Without the pictures, give the entries below again exactly as written.

_ENTRIES SUPPLIED_.
Segment Open

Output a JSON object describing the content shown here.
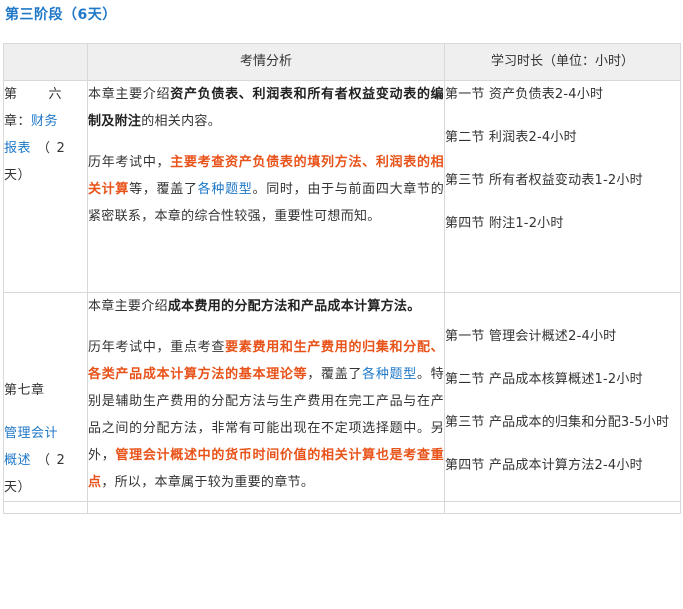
{
  "stage": {
    "title": "第三阶段（6天）"
  },
  "table": {
    "headers": {
      "chapter": "",
      "analysis": "考情分析",
      "time": "学习时长（单位：小时）"
    },
    "rows": [
      {
        "chapter": {
          "line1a": "第",
          "line1b": "六",
          "line2a": "章：",
          "line2b": "财务",
          "line3a": "报表",
          "line3b": "（",
          "line3c": "2",
          "line4": "天）"
        },
        "analysis": {
          "p1": {
            "t1": "本章主要介绍",
            "b1": "资产负债表、利润表和所有者权益变动表的编制及附注",
            "t2": "的相关内容。"
          },
          "p2": {
            "t1": "历年考试中，",
            "o1": "主要考查资产负债表的填列方法、利润表的相关计算",
            "t2": "等，覆盖了",
            "l1": "各种题型",
            "t3": "。同时，由于与前面四大章节的紧密联系，本章的综合性较强，重要性可想而知。"
          }
        },
        "time": [
          "第一节 资产负债表2-4小时",
          "第二节 利润表2-4小时",
          "第三节 所有者权益变动表1-2小时",
          "第四节 附注1-2小时"
        ]
      },
      {
        "chapter": {
          "line1": "第七章",
          "line2": "管理会计",
          "line3a": "概述",
          "line3b": "（",
          "line3c": "2",
          "line4": "天）"
        },
        "analysis": {
          "p1": {
            "t1": "本章主要介绍",
            "b1": "成本费用的分配方法和产品成本计算方法。",
            "t2": ""
          },
          "p2": {
            "t1": "历年考试中，重点考查",
            "o1": "要素费用和生产费用的归集和分配、各类产品成本计算方法的基本理论等",
            "t2": "，覆盖了",
            "l1": "各种题型",
            "t3": "。特别是辅助生产费用的分配方法与生产费用在完工产品与在产品之间的分配方法，非常有可能出现在不定项选择题中。另外，",
            "o2": "管理会计概述中的货币时间价值的相关计算也是考查重点",
            "t4": "，所以，本章属于较为重要的章节。"
          }
        },
        "time": [
          "第一节 管理会计概述2-4小时",
          "第二节 产品成本核算概述1-2小时",
          "第三节 产品成本的归集和分配3-5小时",
          "第四节 产品成本计算方法2-4小时"
        ]
      }
    ]
  },
  "colors": {
    "accent": "#1f78c8",
    "highlight": "#e8531a",
    "header_bg": "#efefef",
    "border": "#d8d8d8"
  }
}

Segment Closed

_TASK SOLUTION_.
Output a JSON object describing the content shown here.
{
  "stage": {
    "title": "第三阶段（6天）"
  },
  "table": {
    "headers": {
      "chapter": "",
      "analysis": "考情分析",
      "time": "学习时长（单位：小时）"
    },
    "rows": [
      {
        "chapter": {
          "line1a": "第",
          "line1b": "六",
          "line2a": "章：",
          "line2b": "财务",
          "line3a": "报表",
          "line3b": "（",
          "line3c": "2",
          "line4": "天）"
        },
        "analysis": {
          "p1": {
            "t1": "本章主要介绍",
            "b1": "资产负债表、利润表和所有者权益变动表的编制及附注",
            "t2": "的相关内容。"
          },
          "p2": {
            "t1": "历年考试中，",
            "o1": "主要考查资产负债表的填列方法、利润表的相关计算",
            "t2": "等，覆盖了",
            "l1": "各种题型",
            "t3": "。同时，由于与前面四大章节的紧密联系，本章的综合性较强，重要性可想而知。"
          }
        },
        "time": [
          "第一节 资产负债表2-4小时",
          "第二节 利润表2-4小时",
          "第三节 所有者权益变动表1-2小时",
          "第四节 附注1-2小时"
        ]
      },
      {
        "chapter": {
          "line1": "第七章",
          "line2": "管理会计",
          "line3a": "概述",
          "line3b": "（",
          "line3c": "2",
          "line4": "天）"
        },
        "analysis": {
          "p1": {
            "t1": "本章主要介绍",
            "b1": "成本费用的分配方法和产品成本计算方法。",
            "t2": ""
          },
          "p2": {
            "t1": "历年考试中，重点考查",
            "o1": "要素费用和生产费用的归集和分配、各类产品成本计算方法的基本理论等",
            "t2": "，覆盖了",
            "l1": "各种题型",
            "t3": "。特别是辅助生产费用的分配方法与生产费用在完工产品与在产品之间的分配方法，非常有可能出现在不定项选择题中。另外，",
            "o2": "管理会计概述中的货币时间价值的相关计算也是考查重点",
            "t4": "，所以，本章属于较为重要的章节。"
          }
        },
        "time": [
          "第一节 管理会计概述2-4小时",
          "第二节 产品成本核算概述1-2小时",
          "第三节 产品成本的归集和分配3-5小时",
          "第四节 产品成本计算方法2-4小时"
        ]
      }
    ]
  },
  "colors": {
    "accent": "#1f78c8",
    "highlight": "#e8531a",
    "header_bg": "#efefef",
    "border": "#d8d8d8"
  }
}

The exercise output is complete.